─── TASK INPUT ───

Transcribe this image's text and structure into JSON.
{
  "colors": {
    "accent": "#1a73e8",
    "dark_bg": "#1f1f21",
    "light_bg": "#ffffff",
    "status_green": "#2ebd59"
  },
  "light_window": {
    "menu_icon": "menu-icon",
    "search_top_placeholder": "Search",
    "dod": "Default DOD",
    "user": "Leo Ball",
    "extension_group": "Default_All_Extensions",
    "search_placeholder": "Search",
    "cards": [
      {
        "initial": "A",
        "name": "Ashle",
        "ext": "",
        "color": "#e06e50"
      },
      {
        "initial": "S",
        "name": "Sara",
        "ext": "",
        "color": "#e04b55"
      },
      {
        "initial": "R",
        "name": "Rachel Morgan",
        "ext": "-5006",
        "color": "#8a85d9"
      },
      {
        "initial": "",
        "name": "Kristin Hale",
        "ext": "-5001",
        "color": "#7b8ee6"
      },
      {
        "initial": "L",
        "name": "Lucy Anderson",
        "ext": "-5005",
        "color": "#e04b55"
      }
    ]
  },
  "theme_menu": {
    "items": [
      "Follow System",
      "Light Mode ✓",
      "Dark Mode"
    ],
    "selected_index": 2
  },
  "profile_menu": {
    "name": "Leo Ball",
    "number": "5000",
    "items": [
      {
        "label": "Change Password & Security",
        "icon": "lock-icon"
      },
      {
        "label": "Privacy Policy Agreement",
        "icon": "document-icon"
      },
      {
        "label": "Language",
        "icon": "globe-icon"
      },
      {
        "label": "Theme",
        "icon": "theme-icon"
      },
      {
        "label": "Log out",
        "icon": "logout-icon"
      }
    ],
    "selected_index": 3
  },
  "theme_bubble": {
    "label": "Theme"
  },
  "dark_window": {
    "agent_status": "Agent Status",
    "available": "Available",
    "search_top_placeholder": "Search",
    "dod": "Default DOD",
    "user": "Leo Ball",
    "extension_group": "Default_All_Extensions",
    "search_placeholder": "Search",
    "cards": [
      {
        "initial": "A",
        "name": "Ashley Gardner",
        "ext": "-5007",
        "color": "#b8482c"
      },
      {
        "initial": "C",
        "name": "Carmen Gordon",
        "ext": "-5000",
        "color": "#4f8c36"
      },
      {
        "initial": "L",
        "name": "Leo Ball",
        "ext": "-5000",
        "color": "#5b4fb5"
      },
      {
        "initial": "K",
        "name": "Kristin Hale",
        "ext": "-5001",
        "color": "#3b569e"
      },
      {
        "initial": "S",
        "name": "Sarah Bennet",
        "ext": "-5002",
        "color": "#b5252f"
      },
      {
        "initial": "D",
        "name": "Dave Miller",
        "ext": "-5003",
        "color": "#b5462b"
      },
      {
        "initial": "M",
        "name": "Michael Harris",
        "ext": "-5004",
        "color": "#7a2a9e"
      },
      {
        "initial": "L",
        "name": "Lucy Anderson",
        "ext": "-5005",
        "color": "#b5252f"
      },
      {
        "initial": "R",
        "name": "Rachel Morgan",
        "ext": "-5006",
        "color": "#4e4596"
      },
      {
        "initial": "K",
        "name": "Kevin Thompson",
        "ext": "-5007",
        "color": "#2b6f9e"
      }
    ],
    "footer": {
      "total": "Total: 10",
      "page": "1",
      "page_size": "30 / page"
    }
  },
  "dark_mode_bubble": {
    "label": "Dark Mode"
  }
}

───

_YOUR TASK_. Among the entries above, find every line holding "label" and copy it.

_RESULT OF THIS TASK_.
        "label": "Change Password & Security",
        "label": "Privacy Policy Agreement",
        "label": "Language",
        "label": "Theme",
        "label": "Log out",
    "label": "Theme"
    "label": "Dark Mode"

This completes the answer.